  2. Recipe swap. Everyone has a favorite, tried-and-true family recipe, and most people are more than willing to share it with others. Invite your neighbors over for a recipe swap event. Think about the number of people you want to invite, and when you send out your invitations ask each guest to bring at least that many copies of the recipe that they want to share. Serve simple snacks like cookies and tea, or cheese and crackers with some sparkling water. People may come as strangers, but will leave as friends – with a whole pile of new recipes to try!
  3. Cookie swap. This idea is very similar to the recipe swap, but instead of a printed recipe, every guest brings their favorite homemade cookies to share. All you supply is your own batch of cookies and plastic containers or takeout boxes for people to put their swapped cookies in. For some great tips for hosting a successful cookie swap, check out our “Bake ‘em and swap ‘em” article.
  4. Communal meal. Like the commercial mentioned above, invite your neighbors to eat their evening meal with you. You’re not actually sharing each other’s food (unless you want to); you’re simply sitting down to eat your own meals together. This is easier to do if you live in an apartment because you can take advantage of the party room, but even if you live in a house, you can set up TV trays – or even eat outside if the weather happens to cooperate wherever you are. Obviously keep safety in mind when you’re inviting strangers into your home. Talk to neighbors that you know and determine how well they know those you may not. Choose a guest list based on your comfort level and knowledge of the people you’re inviting. If you make it a monthly event, odds are the list of new friends will continue to grow as word spreads.

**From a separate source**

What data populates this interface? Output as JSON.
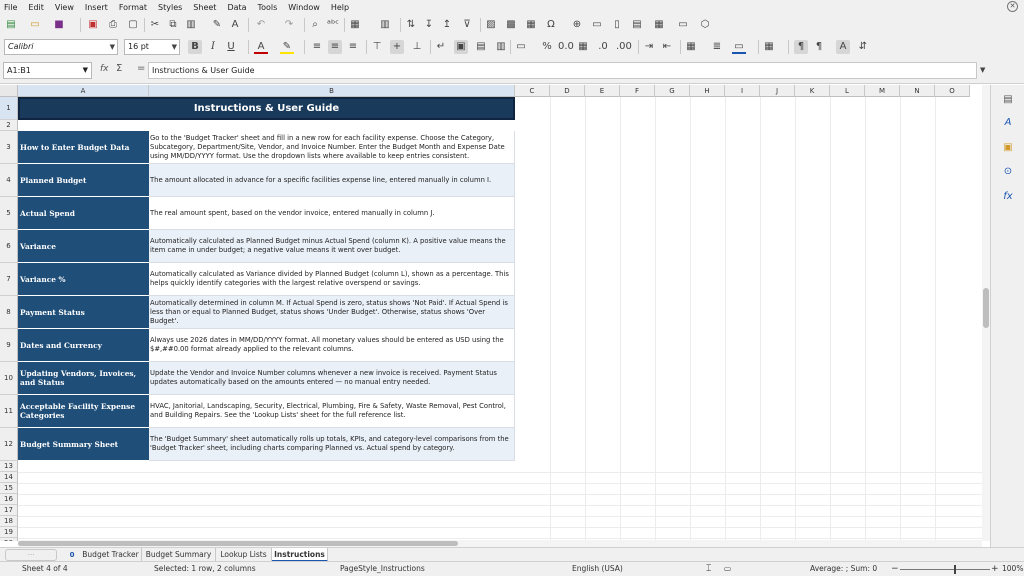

It’s amazing how quickly strangers can become friends over a warm apple pie or a pot of spicy chili. If you have been feeling disconnected from the people around you and would like to make your community feel more tightknit, consider reaching out with the promise of a good meal, a sweet treat, or a well-loved recipe and watch your connections grow and strengthen.

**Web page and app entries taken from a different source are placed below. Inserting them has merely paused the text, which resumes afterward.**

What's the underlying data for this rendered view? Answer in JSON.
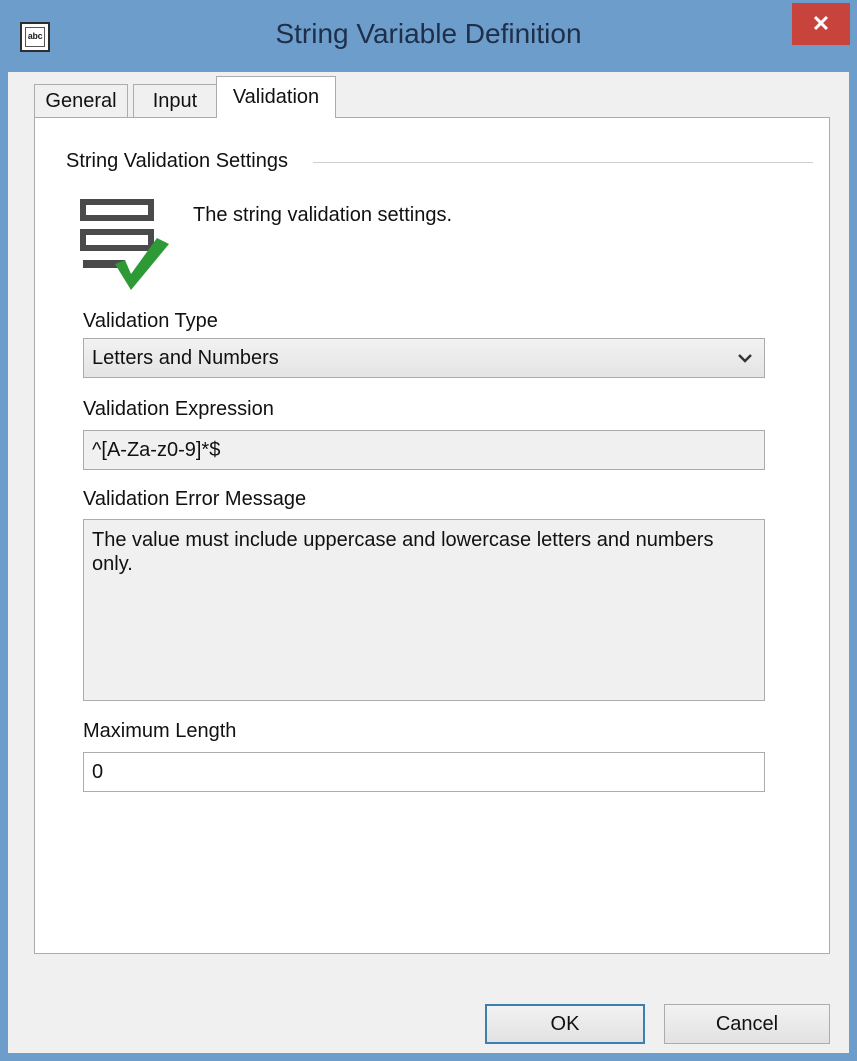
{
  "window": {
    "title": "String Variable Definition",
    "icon_text": "abc",
    "close_glyph": "✕"
  },
  "tabs": [
    {
      "label": "General",
      "active": false
    },
    {
      "label": "Input",
      "active": false
    },
    {
      "label": "Validation",
      "active": true
    }
  ],
  "section": {
    "title": "String Validation Settings",
    "description": "The string validation settings.",
    "icon": "list-check-icon"
  },
  "fields": {
    "validation_type": {
      "label": "Validation Type",
      "value": "Letters and Numbers"
    },
    "validation_expression": {
      "label": "Validation Expression",
      "value": "^[A-Za-z0-9]*$"
    },
    "validation_error": {
      "label": "Validation Error Message",
      "value": "The value must include uppercase and lowercase letters and numbers only."
    },
    "max_length": {
      "label": "Maximum Length",
      "value": "0"
    }
  },
  "buttons": {
    "ok": "OK",
    "cancel": "Cancel"
  },
  "colors": {
    "titlebar": "#6c9dcb",
    "close": "#c9433d",
    "check": "#2e9a36"
  }
}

For more great ways to feel more connected to the community around you, read our article on how to be a community builder and consider hosting your own community event.

SOURCES

1 https://headtohealth.gov.au/meaningful-life/connectedness/community

416772B CAN/US (12/18)

Previous article
Next article

You might also like

Share This